The Hub-Sub Structure AKA the Chinese Puzzle Box
Another alternative is to establish an entity within an entity—an LLC that is owned by another LLC, for instance. If this is your choice, one of our favorite recommendations is to establish a primary operating LLC in Texas (either a traditional or series LLC) which is in turn owned by Series A of a Nevada series LLC. We favor the series format in most cases because of the additional firewall protection between individual series, a significant benefit if an investor has multiple and diverse assets or enterprises.
Mixing Trusts and LLCs: LLC as Beneficiary of a Trust

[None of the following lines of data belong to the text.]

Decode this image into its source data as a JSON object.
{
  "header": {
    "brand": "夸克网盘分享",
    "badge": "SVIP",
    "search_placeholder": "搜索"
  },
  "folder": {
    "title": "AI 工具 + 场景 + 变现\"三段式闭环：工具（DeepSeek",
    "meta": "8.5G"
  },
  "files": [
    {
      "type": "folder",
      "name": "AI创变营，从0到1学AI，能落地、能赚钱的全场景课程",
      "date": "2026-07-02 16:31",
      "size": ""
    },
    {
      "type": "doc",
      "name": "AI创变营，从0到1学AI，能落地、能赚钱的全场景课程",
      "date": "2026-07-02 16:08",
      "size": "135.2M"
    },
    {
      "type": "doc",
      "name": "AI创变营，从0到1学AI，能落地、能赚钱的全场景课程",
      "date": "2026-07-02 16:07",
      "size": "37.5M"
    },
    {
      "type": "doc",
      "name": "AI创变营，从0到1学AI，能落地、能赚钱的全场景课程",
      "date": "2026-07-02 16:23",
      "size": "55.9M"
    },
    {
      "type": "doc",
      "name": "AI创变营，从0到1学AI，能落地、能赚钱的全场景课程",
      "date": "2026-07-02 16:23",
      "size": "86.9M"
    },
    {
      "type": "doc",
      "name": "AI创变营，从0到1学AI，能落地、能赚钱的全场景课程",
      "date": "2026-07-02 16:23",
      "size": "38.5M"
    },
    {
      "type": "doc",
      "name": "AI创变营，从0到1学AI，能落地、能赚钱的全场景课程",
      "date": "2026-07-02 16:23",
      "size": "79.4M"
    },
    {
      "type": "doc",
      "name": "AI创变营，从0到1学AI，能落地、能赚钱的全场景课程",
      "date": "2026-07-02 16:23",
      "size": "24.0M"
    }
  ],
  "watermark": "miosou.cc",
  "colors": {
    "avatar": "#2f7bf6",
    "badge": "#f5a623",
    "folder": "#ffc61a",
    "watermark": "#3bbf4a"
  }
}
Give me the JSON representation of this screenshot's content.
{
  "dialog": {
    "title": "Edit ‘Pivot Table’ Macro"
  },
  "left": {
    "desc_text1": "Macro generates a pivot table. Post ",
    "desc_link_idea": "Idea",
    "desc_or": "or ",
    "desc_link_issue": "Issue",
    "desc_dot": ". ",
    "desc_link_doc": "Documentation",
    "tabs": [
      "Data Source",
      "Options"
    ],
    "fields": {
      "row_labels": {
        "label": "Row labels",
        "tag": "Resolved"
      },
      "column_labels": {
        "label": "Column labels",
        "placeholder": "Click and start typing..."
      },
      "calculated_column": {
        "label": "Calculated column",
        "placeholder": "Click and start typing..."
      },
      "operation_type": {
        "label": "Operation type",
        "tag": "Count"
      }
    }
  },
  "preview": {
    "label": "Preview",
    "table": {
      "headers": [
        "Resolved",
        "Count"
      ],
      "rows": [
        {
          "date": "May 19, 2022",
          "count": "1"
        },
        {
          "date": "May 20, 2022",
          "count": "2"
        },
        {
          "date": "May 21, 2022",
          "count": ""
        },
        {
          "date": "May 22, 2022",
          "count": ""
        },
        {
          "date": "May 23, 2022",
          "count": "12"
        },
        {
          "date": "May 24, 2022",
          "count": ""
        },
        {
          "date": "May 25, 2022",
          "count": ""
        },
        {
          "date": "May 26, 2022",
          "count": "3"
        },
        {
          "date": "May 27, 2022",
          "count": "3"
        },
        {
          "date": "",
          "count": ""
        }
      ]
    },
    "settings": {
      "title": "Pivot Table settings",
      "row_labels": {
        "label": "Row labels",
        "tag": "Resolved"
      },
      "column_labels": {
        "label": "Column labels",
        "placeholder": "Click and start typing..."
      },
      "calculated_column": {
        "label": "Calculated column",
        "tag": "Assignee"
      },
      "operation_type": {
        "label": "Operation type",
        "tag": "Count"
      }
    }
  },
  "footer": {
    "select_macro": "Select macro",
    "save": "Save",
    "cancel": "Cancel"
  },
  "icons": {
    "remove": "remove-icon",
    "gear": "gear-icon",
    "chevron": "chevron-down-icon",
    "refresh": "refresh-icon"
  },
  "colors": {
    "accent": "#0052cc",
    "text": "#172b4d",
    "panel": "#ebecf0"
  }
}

Benefits can be achieved by mixing a trust and an LLC. There are a couple of possibilities. Before discussing those, it would be useful to answer two common questions: yes, an LLC (or a series of an LLC) can be the beneficiary of a trust; and no, an LLC generally cannot be the trustee. The trustee must be a natural person unless an entity is approved as a trustee by the state (a marathon process involving massive disclosure).
One option is to utilize an LLC as a beneficiary of a land trust. This method consists of three steps: first, creating an anonymity trust, of which the LLC is the 100% beneficiary; second, conveying property into the trust by recorded warranty deed; and third, designating a series of the LLC (Series A, for example) to own and hold a 100% beneficial interest in the trust.
But what about a liability shield? The trustor is usually personally exposed—and this is the principal drawback of this structure (or of any trust), since persons acting as trustees are very often named individually in suits against the trust. This is one reason no sensible lawyer will agree to act as trustee for investment trusts established by his or her clients.
The reader is cautioned against non-lawyer seminar gurus who make overblown claims concerning trusts and asset protection systems they are marketing. Trust agreements available on the Internet should also be avoided. These are almost always of questionable legality and effectiveness. Such schemes are seldom suitable for Texas which has a unique Property Code and Business Organizations Code.
Information in this article is provided for general educational purposes only and is not offered as legal advice upon which anyone may rely. The law changes. Legal counsel relating to your individual needs and circumstances is advisable before taking any action that has legal consequences. Consult your tax advisor as well. This firm does not represent you unless and until it is retained and expressly retained in writing to do so.
Copyright © 2018 by David J. Willis. All rights reserved worldwide. David J. Willis is board certified in both residential and commercial real estate law by the Texas Board of Legal Specialization. More information is available at his web site, http://www.LoneStarLandLaw.com.